INPUT MATERIAL:
__________________________________________________

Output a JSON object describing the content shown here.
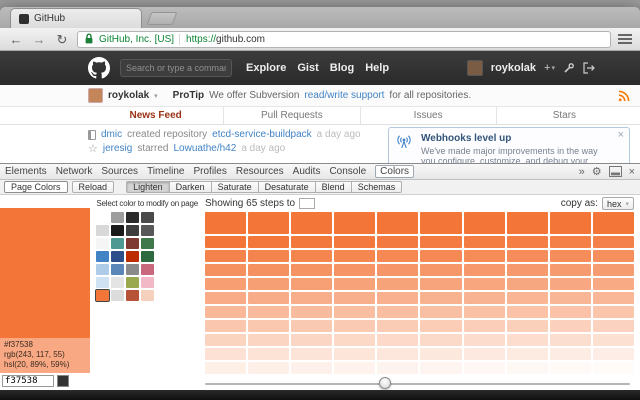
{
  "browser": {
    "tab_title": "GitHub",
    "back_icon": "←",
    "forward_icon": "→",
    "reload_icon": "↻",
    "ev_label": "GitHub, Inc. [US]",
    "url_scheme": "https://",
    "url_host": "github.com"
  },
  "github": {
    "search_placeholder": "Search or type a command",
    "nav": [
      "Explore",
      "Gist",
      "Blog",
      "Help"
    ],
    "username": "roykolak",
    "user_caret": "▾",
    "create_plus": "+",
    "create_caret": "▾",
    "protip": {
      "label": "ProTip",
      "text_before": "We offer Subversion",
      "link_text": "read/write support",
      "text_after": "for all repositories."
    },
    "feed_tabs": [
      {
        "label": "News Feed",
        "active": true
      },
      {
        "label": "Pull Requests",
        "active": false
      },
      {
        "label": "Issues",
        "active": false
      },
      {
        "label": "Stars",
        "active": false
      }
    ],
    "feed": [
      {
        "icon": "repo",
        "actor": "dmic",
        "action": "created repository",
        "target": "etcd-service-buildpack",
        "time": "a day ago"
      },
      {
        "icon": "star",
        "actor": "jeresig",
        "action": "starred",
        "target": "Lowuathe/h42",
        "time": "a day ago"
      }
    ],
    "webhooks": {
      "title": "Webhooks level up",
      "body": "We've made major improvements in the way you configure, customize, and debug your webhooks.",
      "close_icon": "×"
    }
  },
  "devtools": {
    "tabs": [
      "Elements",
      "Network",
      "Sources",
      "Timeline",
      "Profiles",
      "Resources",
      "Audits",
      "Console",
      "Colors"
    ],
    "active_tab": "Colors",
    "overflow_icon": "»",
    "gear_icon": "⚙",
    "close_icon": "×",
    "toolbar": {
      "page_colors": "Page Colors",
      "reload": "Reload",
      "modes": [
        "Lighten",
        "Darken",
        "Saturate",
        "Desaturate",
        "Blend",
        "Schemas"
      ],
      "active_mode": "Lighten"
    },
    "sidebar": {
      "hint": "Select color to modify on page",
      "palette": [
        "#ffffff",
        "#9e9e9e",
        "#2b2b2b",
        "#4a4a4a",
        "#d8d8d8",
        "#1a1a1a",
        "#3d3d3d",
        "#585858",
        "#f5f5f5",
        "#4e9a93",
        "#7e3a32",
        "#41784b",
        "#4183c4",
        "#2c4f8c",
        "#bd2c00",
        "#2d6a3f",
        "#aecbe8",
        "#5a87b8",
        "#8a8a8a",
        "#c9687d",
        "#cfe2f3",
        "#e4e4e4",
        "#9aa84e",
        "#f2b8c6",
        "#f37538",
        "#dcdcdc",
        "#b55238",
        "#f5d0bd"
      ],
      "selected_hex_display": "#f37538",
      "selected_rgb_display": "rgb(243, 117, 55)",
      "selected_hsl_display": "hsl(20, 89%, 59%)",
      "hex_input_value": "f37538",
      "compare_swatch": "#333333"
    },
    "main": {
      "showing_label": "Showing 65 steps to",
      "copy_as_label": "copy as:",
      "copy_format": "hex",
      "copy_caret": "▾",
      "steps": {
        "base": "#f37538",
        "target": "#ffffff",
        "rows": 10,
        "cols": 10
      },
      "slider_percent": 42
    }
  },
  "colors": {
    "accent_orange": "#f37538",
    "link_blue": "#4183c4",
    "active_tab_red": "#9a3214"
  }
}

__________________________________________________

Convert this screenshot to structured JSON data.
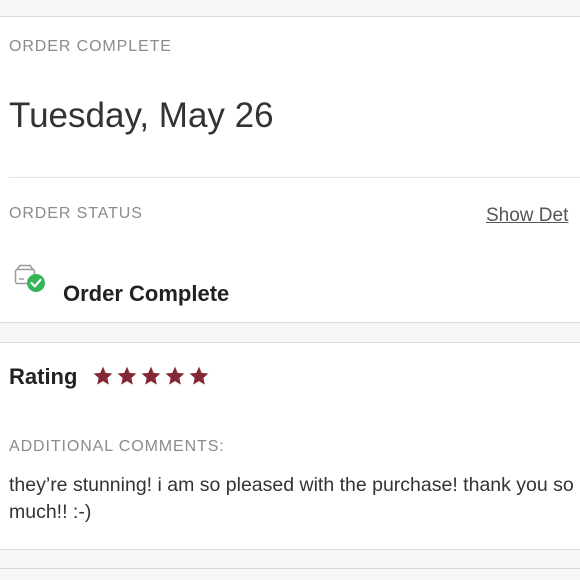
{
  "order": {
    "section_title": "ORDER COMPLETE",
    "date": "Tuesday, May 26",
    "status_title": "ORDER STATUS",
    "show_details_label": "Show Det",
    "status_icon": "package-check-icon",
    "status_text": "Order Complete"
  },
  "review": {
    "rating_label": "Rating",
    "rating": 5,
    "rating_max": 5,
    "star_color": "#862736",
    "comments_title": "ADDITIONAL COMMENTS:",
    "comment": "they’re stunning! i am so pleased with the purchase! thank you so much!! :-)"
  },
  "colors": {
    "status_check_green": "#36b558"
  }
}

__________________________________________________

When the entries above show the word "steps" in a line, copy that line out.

      "showing_label": "Showing 65 steps to",
      "steps": {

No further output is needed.